New York’s state legislature passed the revenue portion of the 2010 - 2011 budget the first week in August, the last component needed to keep the state government operational. This action was followed a week later by the House’s passage of a Medicaid and education assistance bill that extends to states an enhanced Federal Medical Assistance Percentage (FMAP) for six months beyond December 31, 2010. Passage of some level of FMAP funding was critical for New York, because the state legislature had also passed an FMAP contingency plan in the event the federal government did not complete work on FMAP by September 16, 2010.
Although health providers will see some reductions in Medicaid funding due to the reduced FMAP package, the cuts will not be as severe as originally projected. The value of the percentage increase nationally is $16 billion, with about $1.4 billion of that going to New York State for the remainder of this fiscal year and for the first six months of fiscal year 2011 – 2012. Funding for school districts will come from this $1.4 billion.
The state’s FMAP contingency plan called for $450 million in Medicaid cuts to hospitals, nursing homes, home care, physicians, other providers, and Medicaid managed care. The reductions will now total approximately $125 million, including the federal match dollars.
As we enter 2011 the enhanced FMAP percentage will be 3.2 percent for the first quarter (January 2011 through March 2011) and 1.2 percent for the second quarter (April 2011 through June 2011). States with high unemployment will receive an additional offset for this six-month period. The U.S. Department of Labor determines the threshold unemployment rate. New York should qualify.
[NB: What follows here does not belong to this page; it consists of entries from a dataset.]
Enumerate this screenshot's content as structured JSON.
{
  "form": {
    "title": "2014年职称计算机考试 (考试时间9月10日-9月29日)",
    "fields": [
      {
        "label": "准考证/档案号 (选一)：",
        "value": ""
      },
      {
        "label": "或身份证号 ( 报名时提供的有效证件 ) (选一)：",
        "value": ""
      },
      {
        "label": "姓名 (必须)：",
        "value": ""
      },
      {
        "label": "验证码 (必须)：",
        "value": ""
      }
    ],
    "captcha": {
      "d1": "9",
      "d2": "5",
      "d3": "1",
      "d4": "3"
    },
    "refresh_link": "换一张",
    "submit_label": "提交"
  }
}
“We’re thankful to Senators Charles Schumer and Kirsten Gillibrand for their diligence in this effort,” said Kevin Dahill, president/CEO of the Nassau-Suffolk Hospital Council, the association that represents Long Island’s hospitals. “This funding will save some hospital jobs in our local communities and keep some hospital programs and services running that were previously vulnerable to closure.”
Back to Top